Think that your cloud resources are endless.Governance is often overlooked on both the DevOps and cloud sides of the equation. This can result in blindness to how much cloud services are being used. Bad practices around cleaning up resources and rolling back after failures leaves resources abandoned inside your cloud, incurring costs month after month — a serious problem that has derailed many implementations.
Best Practices for Successful Cloud DevOps
Now on to the good stuff. Here are few practices I recommend for maximizing your chances of success in the cloud.
Learn and practice with new technologies. Succeeding at DevOps requires continuous learning and improvement. There are lots of cloud training classes and workshops available to help you in this regard. Also, some vendors provide pre-built templates that make it easy and quick to learn about and test different cloud technologies and incorporate best practices learned from working with numerous companies. Leveraging this knowledge removes common constraints that hinder cloud adoption and shortens the learning curve.
Scale with DevOps as Code. “Everything as Code” has quickly become a common part of the DevOps practice as companies try to automate as much as possible to speed up the delivery process. CI/CD, Infrastructure as Code, Configuration Management, and Container Management all leverage some type of code to manage the complexity of the function. The same should be applied to full software delivery pipelines.
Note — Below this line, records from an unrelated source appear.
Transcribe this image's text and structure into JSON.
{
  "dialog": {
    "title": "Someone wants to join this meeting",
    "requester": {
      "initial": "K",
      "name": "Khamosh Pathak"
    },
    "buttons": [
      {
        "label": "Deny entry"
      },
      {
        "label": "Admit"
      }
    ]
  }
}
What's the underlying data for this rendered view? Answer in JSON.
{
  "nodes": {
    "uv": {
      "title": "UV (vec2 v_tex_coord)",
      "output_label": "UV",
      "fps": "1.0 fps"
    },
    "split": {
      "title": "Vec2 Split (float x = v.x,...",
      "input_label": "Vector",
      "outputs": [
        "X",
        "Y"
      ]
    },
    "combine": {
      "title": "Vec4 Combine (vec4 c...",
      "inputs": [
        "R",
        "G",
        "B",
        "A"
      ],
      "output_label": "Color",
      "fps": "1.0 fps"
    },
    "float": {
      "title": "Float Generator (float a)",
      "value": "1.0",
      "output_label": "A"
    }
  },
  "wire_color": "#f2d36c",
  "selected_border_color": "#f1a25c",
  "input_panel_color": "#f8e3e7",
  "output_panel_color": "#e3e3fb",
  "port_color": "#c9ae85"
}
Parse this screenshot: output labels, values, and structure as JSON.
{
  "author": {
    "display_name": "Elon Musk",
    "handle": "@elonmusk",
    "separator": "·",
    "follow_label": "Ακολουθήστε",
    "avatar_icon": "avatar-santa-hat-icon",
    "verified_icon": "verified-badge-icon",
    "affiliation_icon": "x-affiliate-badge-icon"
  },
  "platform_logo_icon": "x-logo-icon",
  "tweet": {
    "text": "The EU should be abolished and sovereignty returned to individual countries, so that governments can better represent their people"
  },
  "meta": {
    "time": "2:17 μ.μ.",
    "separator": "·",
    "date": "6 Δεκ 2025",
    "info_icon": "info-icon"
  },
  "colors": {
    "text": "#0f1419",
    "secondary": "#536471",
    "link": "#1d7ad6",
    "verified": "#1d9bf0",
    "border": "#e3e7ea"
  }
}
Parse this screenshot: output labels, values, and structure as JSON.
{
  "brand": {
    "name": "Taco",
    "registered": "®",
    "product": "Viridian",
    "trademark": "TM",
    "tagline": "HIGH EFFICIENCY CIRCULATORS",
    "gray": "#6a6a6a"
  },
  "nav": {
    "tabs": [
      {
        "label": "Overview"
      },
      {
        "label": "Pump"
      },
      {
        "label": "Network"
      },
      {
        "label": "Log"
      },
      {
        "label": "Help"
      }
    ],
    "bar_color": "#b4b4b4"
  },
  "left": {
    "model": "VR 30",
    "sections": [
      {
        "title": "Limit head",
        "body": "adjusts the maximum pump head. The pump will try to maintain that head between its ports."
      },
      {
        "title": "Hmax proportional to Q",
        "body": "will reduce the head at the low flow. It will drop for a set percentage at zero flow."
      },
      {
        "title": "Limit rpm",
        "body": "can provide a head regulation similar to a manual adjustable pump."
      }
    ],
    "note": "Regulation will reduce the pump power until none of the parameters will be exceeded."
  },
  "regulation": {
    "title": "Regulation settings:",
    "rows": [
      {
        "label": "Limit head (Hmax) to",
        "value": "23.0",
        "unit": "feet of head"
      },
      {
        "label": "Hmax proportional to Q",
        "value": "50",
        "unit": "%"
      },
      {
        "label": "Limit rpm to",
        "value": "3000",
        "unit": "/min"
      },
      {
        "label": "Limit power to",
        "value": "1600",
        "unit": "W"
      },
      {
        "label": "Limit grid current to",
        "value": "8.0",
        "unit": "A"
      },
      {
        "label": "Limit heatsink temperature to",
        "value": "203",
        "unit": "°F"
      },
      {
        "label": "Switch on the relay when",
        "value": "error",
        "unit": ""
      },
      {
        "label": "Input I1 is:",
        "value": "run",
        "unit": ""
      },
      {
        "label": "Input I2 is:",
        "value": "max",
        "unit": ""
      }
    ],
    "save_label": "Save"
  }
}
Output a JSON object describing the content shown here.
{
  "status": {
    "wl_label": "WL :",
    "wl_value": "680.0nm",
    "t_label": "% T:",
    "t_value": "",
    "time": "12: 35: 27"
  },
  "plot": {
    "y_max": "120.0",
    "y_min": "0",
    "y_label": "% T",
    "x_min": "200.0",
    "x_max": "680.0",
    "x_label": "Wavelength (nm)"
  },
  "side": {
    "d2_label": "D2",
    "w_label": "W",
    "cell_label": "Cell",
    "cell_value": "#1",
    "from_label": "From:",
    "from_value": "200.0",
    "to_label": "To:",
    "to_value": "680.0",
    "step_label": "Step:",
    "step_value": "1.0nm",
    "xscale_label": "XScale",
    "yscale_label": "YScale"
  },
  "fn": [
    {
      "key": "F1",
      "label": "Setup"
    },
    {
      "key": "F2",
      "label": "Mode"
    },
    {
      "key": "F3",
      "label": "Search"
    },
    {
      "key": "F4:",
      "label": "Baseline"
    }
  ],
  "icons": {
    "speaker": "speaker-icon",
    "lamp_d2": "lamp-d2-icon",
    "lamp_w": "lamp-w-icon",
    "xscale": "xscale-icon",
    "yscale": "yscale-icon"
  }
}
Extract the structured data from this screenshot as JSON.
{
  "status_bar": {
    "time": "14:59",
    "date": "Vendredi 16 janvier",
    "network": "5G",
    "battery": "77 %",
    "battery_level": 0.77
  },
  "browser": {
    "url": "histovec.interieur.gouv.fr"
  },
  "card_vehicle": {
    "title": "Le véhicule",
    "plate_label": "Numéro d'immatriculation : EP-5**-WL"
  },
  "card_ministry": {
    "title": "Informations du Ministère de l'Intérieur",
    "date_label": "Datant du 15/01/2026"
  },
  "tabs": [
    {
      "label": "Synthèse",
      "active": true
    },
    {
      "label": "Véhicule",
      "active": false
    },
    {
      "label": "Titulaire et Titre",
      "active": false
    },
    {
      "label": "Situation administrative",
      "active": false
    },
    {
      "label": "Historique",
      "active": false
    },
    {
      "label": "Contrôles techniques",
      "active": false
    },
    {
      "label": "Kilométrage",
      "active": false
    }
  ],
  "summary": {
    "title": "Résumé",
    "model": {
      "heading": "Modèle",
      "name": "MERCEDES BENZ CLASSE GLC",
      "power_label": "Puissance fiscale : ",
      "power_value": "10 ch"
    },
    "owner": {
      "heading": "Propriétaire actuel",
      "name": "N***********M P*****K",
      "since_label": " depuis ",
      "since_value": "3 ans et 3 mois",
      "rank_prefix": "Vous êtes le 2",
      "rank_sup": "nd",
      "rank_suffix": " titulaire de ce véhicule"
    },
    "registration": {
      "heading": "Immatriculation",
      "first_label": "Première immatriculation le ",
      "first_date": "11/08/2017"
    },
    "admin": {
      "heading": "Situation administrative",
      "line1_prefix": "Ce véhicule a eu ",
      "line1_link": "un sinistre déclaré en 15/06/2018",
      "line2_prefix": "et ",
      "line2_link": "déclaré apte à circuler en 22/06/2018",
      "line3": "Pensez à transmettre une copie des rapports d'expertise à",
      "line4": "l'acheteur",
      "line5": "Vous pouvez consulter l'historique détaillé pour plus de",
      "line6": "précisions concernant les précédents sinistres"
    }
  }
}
DevOps as Code “blueprints” allow you to create templates from proven YAML files built by your experts. The blueprints define and standardize best practices across your entire release pipelines and take input parameters that can be applied on a per-configuration basis (environment, app, or team). With DevOps as Code, you can build consistent pipelines across your organization and control quality as you scale.
Standardize security and governance practices. Many organizations struggle to move to the cloud because they don’t put controls in place to track access, usage, and cost. Fortunately, there are tools on the market that let you do all that. You can also implement automated cleanup and rollback procedures directly into the CI/CD pipeline to ensure resources are cleared as soon as their purpose is complete, preventing those resources from becoming abandoned. Security should also be automated and built into your pipelines — automation is key here. For example, SAST and SCA should be run on every check-in, DAST should be run on every build, and application and DB tests should be run on every deployment.
Get visibility across your entire software delivery process. DevOps is a shared responsibility across many roles in the organization (developers, IT operations, security, product managers, and executives). DevOps generates a lot of data that can be used to optimize the software delivery process. It’s imperative that everyone has access to this data to get visibility into what’s happening anywhere in the release pipeline. Chain-of-custody, for example, should provide full traceability and auditability for every product in the organization. And, at any point, anyone in the delivery cycle should be able to see where a feature is in the pipeline, who’s working on it, and what the next phases are. Predictive analytics based on machine learning models can also help DevOps teams increase release success rate, detect bottlenecks, and improve their ability to fix problems across a wide variety of tools. The more visibility teams have, the better their chance for success.
A Few Best Practices Go a Long Way Toward Cloud Success
To realize the full benefits of the cloud, it’s worth investing time upfront to avoid common challenges many organizations face. A few best practices: learning new technologies, incorporating DevOps as Code, standardizing security and governance, and giving visibility into the entire pipeline to everyone in the delivery process will all help make your cloud DevOps journey successful.